▶ **Task requirements**
Could you filter the records below and keep only the lines with the word "icon"?

▶ **Extracted data**

----

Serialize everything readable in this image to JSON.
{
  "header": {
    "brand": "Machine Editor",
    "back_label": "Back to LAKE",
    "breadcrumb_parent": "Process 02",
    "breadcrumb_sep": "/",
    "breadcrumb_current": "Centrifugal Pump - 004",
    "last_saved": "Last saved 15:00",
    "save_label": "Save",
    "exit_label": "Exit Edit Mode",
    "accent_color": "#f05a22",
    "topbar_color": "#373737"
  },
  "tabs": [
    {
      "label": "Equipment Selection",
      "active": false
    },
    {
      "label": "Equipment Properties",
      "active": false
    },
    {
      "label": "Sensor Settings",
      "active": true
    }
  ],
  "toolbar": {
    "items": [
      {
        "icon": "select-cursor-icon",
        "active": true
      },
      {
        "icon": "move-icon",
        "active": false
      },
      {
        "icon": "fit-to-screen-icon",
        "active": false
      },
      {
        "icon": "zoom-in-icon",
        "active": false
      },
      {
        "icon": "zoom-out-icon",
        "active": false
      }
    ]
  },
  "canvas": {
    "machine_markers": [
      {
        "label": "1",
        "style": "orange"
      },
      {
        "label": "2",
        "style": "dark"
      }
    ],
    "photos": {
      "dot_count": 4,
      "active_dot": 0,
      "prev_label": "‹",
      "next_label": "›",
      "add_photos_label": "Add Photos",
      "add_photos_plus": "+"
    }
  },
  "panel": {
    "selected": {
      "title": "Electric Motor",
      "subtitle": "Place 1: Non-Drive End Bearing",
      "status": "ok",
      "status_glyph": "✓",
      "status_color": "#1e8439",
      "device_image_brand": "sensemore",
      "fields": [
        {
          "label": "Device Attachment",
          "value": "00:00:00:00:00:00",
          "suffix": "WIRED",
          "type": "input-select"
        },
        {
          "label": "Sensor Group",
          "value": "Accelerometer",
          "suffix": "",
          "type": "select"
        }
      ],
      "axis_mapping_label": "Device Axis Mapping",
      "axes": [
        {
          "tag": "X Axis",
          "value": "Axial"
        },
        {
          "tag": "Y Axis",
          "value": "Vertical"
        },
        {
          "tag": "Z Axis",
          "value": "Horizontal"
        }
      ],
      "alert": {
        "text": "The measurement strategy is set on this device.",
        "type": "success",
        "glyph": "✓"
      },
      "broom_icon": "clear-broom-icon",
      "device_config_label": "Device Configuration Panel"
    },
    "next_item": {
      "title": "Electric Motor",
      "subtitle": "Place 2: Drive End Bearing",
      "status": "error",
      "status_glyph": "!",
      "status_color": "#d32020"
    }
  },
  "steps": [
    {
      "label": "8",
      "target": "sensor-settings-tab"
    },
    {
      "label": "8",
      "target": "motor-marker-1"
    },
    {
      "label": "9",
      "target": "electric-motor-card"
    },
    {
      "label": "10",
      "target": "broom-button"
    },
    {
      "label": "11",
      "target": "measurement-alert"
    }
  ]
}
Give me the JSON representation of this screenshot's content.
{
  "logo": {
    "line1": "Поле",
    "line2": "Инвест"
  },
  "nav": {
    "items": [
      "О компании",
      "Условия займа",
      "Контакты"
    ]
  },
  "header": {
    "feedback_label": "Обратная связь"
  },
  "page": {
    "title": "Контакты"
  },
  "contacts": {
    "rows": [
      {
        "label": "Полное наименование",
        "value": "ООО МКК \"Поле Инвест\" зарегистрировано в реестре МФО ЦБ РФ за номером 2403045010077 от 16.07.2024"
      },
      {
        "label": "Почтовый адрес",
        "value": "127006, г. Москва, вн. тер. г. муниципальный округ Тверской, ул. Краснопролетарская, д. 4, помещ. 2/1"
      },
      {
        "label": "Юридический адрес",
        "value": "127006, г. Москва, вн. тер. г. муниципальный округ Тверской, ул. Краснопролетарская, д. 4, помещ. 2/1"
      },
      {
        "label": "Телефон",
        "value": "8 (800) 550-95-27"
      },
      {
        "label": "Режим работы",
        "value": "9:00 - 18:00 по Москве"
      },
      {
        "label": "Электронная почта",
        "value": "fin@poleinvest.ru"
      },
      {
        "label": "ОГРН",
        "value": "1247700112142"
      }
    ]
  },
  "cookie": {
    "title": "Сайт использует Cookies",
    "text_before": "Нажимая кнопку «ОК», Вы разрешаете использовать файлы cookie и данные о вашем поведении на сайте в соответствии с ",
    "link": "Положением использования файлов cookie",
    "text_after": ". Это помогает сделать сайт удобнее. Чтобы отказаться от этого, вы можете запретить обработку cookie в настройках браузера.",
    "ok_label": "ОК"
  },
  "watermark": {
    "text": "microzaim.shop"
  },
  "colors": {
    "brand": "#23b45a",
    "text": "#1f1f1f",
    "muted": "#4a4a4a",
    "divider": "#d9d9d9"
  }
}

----

▶ **Task solution**
        "icon": "select-cursor-icon",
        "icon": "move-icon",
        "icon": "fit-to-screen-icon",
        "icon": "zoom-in-icon",
        "icon": "zoom-out-icon",
      "broom_icon": "clear-broom-icon",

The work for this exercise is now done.